Title: THE RELATIONSHIP BETWEEN SOIL TEXTURE/MOISTURE REGIME AND SURVIVAL OF WILLOW POSTS PLANTED FOR RIVERBANK RESTORATION

Author
item SCHAFF, S
item PEZESHKI, S
item Shields Jr, Fletcher

Submitted to: Meeting Abstract
Publication Type: Abstract Only
Publication Acceptance Date: 3/15/2001
Publication Date: 9/15/2001
Citation: Schaff, S.D., Pezeshki, S.R., Shields, F.D., Jr. The relationship between soil texture/moisture regime and survival of willow posts planted for riverbank restoration. Society of Wetland Scientists 22nd Annual Conference. 2001. Poster Abstracts p. 18.

Interpretive Summary:

Technical Abstract: Field plots were established to study the relationship between soil conditions and survival of black willow (Salix nigra) posts planted for riverbank erosion control along Harland Creek (HC) and Twentymile Creek (TC) in Mississippi. Both sites had a wide range of soil texture and moisture regimes.
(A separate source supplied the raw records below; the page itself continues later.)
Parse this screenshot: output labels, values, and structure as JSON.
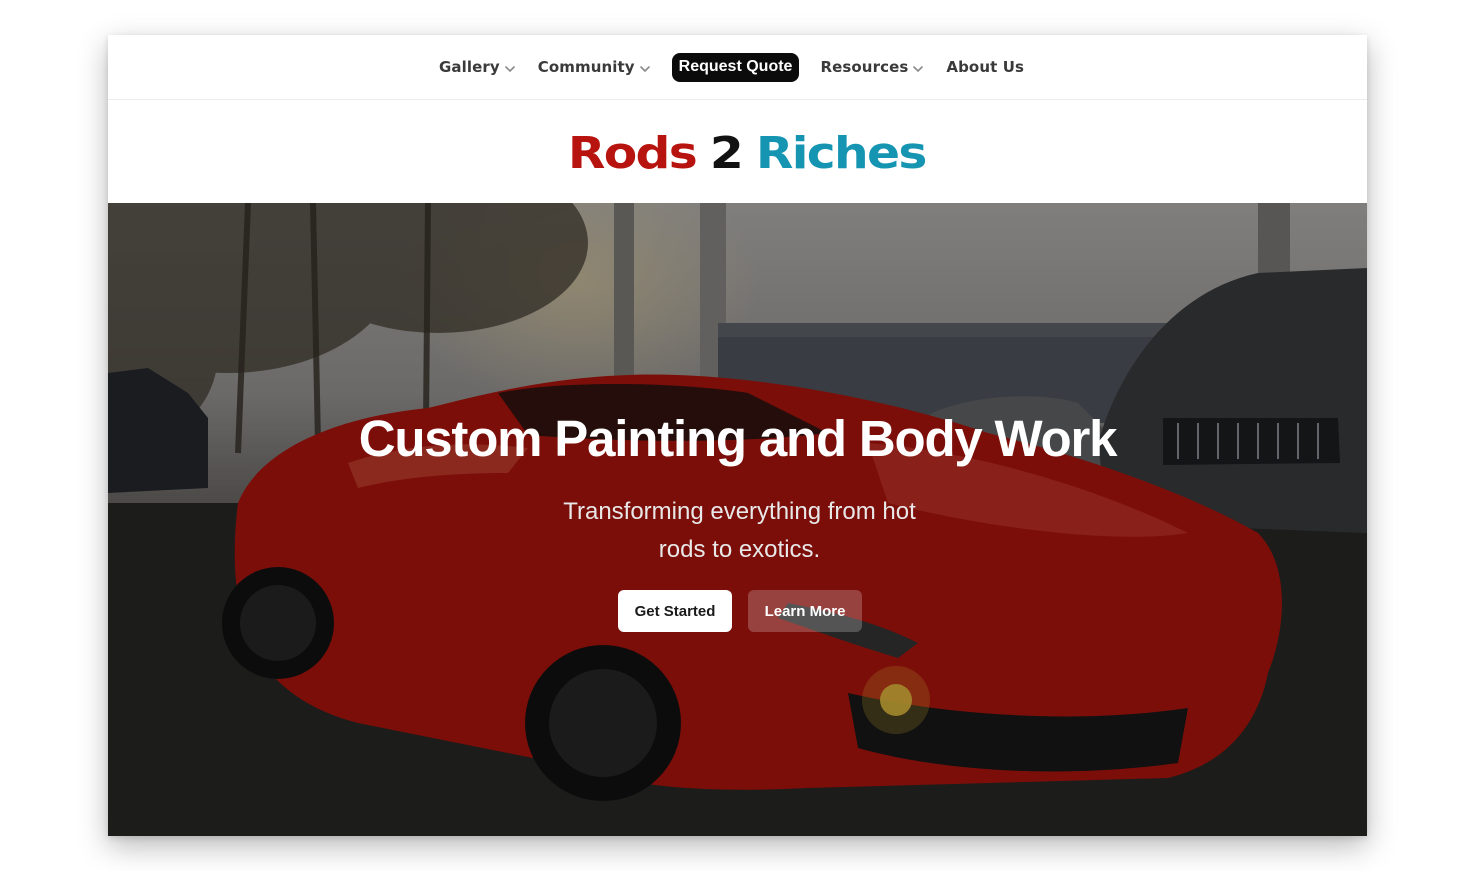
{
  "nav": {
    "items": [
      {
        "label": "Gallery",
        "has_dropdown": true
      },
      {
        "label": "Community",
        "has_dropdown": true
      },
      {
        "label": "Request Quote",
        "highlight": true
      },
      {
        "label": "Resources",
        "has_dropdown": true
      },
      {
        "label": "About Us",
        "has_dropdown": false
      }
    ]
  },
  "logo": {
    "word1": "Rods",
    "word2": "2",
    "word3": "Riches",
    "colors": {
      "word1": "#b8140f",
      "word2": "#121212",
      "word3": "#1595b2"
    }
  },
  "hero": {
    "title": "Custom Painting and Body Work",
    "subtitle": "Transforming everything from hot rods to exotics.",
    "primary_button": "Get Started",
    "secondary_button": "Learn More"
  },
  "icons": {
    "dropdown": "chevron-down-icon"
  }
}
Posts, 3 m long and 8 cm diameter at the base, were harvested from local trees and planted at the restoration sites. Soil conditions of texture, water regime, redox potential (Eh) and willow survival and growth were monitored. At the HC site, optimum conditions for growth were provided at moderate elevations characterized by groundwater levels that fluctuated around 50 to 60 cm beneath the soil surface. In contrast, posts located at higher elevations suffered from soil moisture deficits while posts located at the bank toe were adversely affected by reducing soil Eh conditions. Data from the TC site indicated a close relationship between soil texture and moisture and survival. Post grown in silty-clay soils displayed low survival and growth in comparison to those grown in sandy soils. Locations along the creek characterized by sandy soils, adequate moisture, and well-drained conditions displayed higher survival and growth. Soil texture and moisture regime were key factors affecting survival and growth of willow posts at both restoration sites.